I sang in a church choir for many years at Large Church, and perhaps that experience ruined me for other churches. The anthems and the hymns there expanded on and expressed further the themes of the lectionary. At Small Church, working with a young and cooperative musician, I helped choose music for the small choir that did the same thing.
I miss that.
I miss the spirit of cooperation and I miss the exploration of the meaning of our faith and our holy texts through the medium of music.
Yes, I like to sing "O Master, Let Me Walk With Thee."

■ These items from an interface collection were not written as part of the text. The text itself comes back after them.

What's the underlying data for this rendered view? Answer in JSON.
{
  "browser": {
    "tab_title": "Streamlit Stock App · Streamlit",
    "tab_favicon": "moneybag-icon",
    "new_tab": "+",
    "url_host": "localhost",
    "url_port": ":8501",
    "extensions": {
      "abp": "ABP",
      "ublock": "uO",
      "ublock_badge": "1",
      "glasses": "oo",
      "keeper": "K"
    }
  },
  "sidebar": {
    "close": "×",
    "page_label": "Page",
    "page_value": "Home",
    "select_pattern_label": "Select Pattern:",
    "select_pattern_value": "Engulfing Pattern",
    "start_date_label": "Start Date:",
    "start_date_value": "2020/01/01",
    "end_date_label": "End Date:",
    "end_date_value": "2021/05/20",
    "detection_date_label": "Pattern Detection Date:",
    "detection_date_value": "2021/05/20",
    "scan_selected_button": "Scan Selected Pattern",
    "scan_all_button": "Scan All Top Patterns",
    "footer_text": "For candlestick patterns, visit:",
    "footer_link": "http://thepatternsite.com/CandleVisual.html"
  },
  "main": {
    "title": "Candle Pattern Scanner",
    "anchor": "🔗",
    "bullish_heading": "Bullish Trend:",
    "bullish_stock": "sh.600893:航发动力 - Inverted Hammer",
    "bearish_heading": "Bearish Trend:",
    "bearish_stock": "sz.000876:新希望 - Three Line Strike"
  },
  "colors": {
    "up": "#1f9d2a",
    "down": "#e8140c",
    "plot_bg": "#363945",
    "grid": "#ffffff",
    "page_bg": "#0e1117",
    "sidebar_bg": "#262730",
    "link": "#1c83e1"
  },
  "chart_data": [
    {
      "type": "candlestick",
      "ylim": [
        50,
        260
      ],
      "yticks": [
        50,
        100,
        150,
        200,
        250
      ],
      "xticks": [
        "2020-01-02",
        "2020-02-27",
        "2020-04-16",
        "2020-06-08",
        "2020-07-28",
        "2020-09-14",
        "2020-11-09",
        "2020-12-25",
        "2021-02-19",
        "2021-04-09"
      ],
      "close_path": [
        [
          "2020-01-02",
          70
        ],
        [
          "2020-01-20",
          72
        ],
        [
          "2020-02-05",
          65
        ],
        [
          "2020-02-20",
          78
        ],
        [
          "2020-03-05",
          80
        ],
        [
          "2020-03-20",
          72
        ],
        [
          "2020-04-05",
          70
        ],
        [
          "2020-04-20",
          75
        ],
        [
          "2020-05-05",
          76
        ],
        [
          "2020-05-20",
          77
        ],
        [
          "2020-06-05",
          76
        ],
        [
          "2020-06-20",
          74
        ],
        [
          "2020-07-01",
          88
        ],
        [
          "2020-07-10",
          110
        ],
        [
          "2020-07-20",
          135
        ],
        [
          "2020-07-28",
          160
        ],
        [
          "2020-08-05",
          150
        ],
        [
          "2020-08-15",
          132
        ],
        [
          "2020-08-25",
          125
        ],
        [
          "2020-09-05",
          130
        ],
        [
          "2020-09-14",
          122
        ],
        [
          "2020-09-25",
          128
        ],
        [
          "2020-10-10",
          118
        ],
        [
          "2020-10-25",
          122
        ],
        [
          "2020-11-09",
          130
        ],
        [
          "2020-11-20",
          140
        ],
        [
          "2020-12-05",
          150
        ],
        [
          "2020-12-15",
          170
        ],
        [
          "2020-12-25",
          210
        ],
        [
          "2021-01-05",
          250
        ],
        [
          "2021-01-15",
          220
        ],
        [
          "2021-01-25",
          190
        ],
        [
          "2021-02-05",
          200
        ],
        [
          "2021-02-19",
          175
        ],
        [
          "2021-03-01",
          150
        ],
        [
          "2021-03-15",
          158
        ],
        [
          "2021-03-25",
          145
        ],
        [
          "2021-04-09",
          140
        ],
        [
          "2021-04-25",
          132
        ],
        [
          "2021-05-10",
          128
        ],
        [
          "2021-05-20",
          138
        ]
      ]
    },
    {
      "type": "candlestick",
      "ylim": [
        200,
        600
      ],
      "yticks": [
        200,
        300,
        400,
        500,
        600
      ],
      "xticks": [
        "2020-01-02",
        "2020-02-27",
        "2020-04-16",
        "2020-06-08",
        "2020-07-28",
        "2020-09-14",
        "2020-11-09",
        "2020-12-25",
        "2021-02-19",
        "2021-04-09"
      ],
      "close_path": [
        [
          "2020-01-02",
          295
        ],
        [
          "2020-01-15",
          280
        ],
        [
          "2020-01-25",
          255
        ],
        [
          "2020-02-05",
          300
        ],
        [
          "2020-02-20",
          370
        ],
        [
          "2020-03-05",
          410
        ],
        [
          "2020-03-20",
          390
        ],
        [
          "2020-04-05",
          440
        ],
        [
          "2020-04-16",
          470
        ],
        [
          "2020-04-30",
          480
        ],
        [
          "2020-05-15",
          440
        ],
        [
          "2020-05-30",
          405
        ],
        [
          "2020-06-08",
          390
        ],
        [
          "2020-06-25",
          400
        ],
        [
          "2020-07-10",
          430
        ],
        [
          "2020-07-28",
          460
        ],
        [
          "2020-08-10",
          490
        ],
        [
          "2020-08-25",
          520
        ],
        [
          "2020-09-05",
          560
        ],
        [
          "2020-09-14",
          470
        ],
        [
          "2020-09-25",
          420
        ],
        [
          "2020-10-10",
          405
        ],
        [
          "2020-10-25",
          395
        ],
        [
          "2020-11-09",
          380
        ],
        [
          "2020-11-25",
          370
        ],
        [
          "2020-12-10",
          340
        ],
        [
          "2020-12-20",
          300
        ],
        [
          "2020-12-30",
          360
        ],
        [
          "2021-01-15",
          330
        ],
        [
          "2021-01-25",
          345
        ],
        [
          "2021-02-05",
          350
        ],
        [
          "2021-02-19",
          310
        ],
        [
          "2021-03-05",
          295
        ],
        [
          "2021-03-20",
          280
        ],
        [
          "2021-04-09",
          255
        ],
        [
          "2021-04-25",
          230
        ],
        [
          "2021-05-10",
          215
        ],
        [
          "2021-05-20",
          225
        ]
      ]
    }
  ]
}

Heck, I even like to sing "Onward Christian Soldiers," or rather, I like to sing the tune, which is one of the most stirring ever written. *I* understand that it is a METAPHOR. The trouble is the foe in some cases is right within the church building. The trouble is being set up to feel like the foe, despite all best attempts to provide faithful leadership in the local church context.
Some of you know what I'm talking about, and I don't mean that you know the secrets of my situation, I mean you've been there, on the receiving end of "helpful" lists of suggestions that are in fact weaponized.
I will resist the temptation to reply with the dates on which the particular hymns have been sung in the past year.
"She did not approve of the day's choice of hymns, which were not known to her."
Yes, there is nothing new under the sun, or under the rain, in my case. We have these issues everywhere. We believe a piece of music or poetry that touches us will open God's word for others, when people want a cup of coffee or a report on the take from the bean supper or the chance to sing a song they know so well they don't even have to think about what the words mean.
This bothers me, because words mean a lot in my life, the words of poetry or hymns or, frankly, scripture. And I wonder what people actually hear. I wonder if they listen. I wonder if they care.
Before I begin to wrap myself in the mantle of John Adams, I will stop. Expect something about "1776" soon, though, because it's that season even if it's not that weather.
Yours on a rainy day,